The answer must be every line from the entries below that includes "edit".

********************

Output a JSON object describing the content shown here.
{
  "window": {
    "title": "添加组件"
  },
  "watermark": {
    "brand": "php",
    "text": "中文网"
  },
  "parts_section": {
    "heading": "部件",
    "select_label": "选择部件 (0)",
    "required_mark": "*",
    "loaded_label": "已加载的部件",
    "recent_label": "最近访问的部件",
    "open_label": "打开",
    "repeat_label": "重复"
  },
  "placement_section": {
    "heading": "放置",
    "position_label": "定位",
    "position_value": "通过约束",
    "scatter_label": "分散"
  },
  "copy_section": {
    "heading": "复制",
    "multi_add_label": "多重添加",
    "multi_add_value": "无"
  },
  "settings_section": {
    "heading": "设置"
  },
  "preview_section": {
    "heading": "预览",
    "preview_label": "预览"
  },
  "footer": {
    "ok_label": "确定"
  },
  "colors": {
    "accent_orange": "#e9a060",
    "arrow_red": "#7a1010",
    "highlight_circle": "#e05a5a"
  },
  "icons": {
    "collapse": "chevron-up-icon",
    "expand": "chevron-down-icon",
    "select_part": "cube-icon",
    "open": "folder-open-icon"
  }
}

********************

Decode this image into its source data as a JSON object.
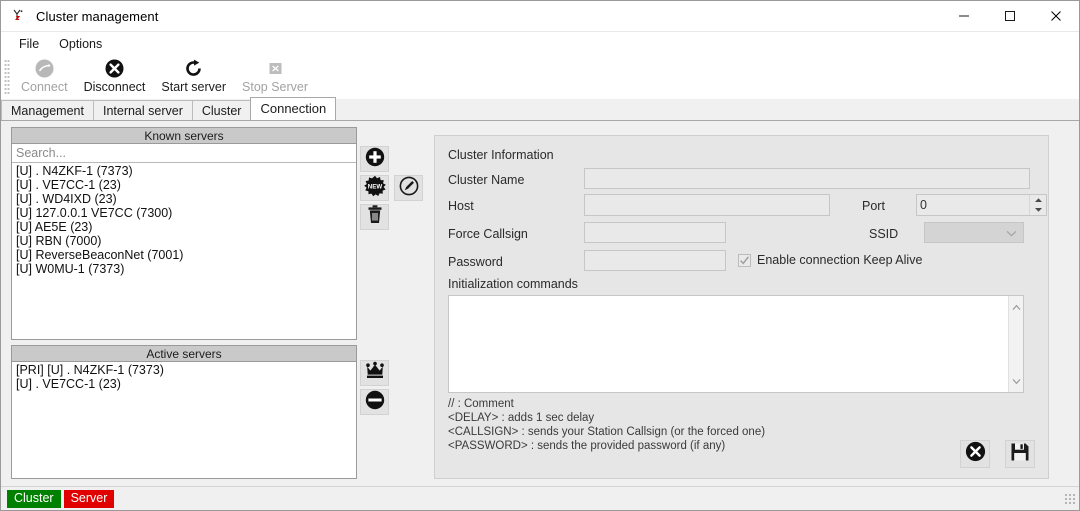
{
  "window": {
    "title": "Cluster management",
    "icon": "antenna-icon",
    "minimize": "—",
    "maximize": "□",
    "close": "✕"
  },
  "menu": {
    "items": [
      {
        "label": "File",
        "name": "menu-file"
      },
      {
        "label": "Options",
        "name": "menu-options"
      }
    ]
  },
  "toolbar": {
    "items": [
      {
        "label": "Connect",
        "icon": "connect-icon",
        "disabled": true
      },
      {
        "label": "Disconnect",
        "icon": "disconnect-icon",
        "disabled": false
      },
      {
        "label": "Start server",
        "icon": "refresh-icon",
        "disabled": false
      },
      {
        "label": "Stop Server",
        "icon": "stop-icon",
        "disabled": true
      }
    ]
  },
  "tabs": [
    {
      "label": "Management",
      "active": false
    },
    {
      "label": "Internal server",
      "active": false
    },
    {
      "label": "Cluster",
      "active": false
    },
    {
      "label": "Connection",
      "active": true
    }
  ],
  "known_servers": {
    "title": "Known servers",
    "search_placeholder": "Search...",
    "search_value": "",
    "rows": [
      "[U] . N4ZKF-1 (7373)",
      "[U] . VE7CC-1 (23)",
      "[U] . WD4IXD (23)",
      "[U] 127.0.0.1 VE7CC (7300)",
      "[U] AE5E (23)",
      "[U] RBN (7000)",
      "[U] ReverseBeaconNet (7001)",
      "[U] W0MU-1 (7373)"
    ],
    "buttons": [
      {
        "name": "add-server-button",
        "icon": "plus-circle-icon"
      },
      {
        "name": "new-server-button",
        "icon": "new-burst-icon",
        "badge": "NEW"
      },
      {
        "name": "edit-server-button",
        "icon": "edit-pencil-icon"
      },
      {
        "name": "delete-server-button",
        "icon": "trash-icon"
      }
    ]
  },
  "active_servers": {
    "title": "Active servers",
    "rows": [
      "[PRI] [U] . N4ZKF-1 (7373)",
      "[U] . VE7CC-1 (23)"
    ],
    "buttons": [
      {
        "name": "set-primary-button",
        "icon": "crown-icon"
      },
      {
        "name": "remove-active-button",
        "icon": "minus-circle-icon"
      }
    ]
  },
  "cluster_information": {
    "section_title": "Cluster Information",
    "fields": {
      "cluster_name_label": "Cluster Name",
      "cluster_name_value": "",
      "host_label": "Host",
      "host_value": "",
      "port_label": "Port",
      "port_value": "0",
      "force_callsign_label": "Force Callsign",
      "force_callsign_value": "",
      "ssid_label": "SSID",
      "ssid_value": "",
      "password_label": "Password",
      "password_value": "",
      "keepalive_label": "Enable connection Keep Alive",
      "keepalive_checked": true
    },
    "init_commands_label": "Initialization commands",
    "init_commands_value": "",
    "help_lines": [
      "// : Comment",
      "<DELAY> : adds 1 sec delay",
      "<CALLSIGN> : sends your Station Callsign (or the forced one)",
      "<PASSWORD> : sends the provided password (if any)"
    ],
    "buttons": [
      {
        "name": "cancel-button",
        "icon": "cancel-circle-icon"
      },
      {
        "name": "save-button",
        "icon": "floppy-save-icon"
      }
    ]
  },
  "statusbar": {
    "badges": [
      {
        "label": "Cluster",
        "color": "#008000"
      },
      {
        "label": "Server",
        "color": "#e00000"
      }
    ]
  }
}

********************

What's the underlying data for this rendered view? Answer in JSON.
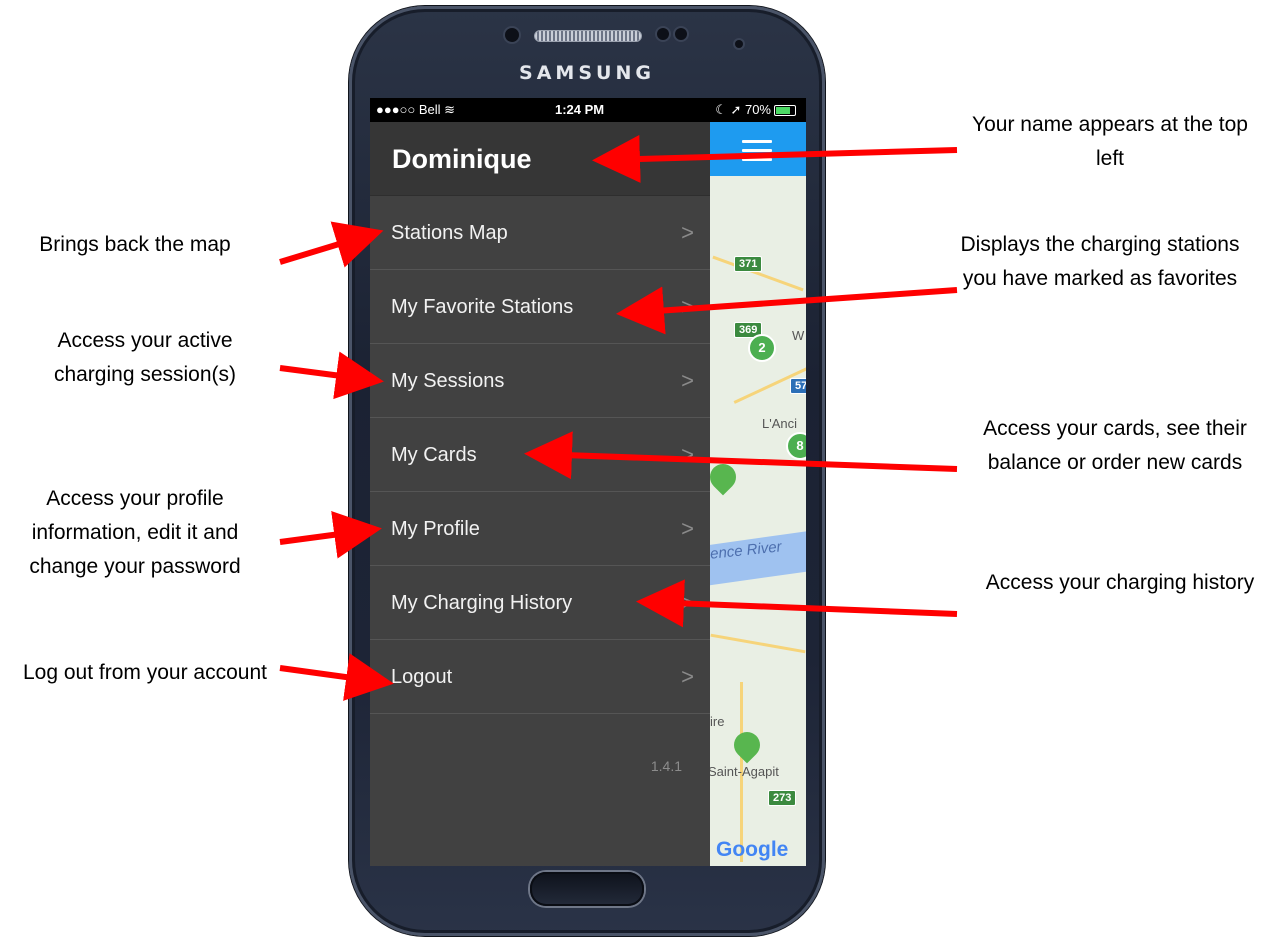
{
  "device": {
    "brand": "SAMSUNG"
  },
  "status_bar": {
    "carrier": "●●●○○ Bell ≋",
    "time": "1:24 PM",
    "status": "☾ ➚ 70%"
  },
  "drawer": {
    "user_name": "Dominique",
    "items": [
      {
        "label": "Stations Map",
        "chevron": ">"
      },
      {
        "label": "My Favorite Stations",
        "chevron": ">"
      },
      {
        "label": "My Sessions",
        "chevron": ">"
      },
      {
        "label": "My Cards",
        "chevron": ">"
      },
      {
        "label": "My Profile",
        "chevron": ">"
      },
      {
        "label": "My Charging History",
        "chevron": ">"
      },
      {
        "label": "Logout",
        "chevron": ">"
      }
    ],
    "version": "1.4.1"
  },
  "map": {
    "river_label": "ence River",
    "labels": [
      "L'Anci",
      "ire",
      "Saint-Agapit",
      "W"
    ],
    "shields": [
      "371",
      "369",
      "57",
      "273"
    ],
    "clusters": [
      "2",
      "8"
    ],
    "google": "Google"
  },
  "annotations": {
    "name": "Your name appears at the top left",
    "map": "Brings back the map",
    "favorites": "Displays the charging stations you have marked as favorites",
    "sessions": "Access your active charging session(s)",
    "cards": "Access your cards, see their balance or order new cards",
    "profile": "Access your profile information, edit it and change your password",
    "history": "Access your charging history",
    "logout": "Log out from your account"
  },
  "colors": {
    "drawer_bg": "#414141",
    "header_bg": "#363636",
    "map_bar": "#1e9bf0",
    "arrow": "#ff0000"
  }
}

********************

*Response area*:
        "name": "edit-server-button",
        "icon": "edit-pencil-icon"
    "profile": "Access your profile information, edit it and change your password",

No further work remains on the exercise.